== Segment start ==
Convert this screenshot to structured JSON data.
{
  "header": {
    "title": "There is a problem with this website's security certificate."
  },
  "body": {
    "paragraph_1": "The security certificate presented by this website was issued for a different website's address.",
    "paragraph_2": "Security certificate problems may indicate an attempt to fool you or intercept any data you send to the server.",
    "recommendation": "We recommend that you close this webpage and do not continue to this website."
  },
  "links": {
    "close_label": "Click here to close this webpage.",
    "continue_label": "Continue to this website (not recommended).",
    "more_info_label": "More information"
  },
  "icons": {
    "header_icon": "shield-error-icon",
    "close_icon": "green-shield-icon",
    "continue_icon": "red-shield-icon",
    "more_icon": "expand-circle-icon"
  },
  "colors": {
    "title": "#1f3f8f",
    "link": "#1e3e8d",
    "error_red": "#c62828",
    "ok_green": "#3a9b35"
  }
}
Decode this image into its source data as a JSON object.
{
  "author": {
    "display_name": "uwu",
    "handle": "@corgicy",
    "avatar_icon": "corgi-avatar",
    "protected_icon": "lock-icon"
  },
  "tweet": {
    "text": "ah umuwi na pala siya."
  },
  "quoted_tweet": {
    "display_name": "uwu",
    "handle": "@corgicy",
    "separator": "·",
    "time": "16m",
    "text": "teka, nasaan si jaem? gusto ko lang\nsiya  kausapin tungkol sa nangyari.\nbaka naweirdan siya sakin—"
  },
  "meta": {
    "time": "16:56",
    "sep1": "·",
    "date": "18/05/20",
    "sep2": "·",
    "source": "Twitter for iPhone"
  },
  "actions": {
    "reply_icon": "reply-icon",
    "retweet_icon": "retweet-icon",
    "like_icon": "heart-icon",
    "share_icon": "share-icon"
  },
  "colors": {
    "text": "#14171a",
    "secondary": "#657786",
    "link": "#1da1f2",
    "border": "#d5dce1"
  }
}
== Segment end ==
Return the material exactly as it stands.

— SOLVED PROBLEM —
Convert this screenshot to structured JSON data.
{
  "header": {
    "title": "There is a problem with this website's security certificate."
  },
  "body": {
    "paragraph_1": "The security certificate presented by this website was issued for a different website's address.",
    "paragraph_2": "Security certificate problems may indicate an attempt to fool you or intercept any data you send to the server.",
    "recommendation": "We recommend that you close this webpage and do not continue to this website."
  },
  "links": {
    "close_label": "Click here to close this webpage.",
    "continue_label": "Continue to this website (not recommended).",
    "more_info_label": "More information"
  },
  "icons": {
    "header_icon": "shield-error-icon",
    "close_icon": "green-shield-icon",
    "continue_icon": "red-shield-icon",
    "more_icon": "expand-circle-icon"
  },
  "colors": {
    "title": "#1f3f8f",
    "link": "#1e3e8d",
    "error_red": "#c62828",
    "ok_green": "#3a9b35"
  }
}
Decode this image into its source data as a JSON object.
{
  "author": {
    "display_name": "uwu",
    "handle": "@corgicy",
    "avatar_icon": "corgi-avatar",
    "protected_icon": "lock-icon"
  },
  "tweet": {
    "text": "ah umuwi na pala siya."
  },
  "quoted_tweet": {
    "display_name": "uwu",
    "handle": "@corgicy",
    "separator": "·",
    "time": "16m",
    "text": "teka, nasaan si jaem? gusto ko lang\nsiya  kausapin tungkol sa nangyari.\nbaka naweirdan siya sakin—"
  },
  "meta": {
    "time": "16:56",
    "sep1": "·",
    "date": "18/05/20",
    "sep2": "·",
    "source": "Twitter for iPhone"
  },
  "actions": {
    "reply_icon": "reply-icon",
    "retweet_icon": "retweet-icon",
    "like_icon": "heart-icon",
    "share_icon": "share-icon"
  },
  "colors": {
    "text": "#14171a",
    "secondary": "#657786",
    "link": "#1da1f2",
    "border": "#d5dce1"
  }
}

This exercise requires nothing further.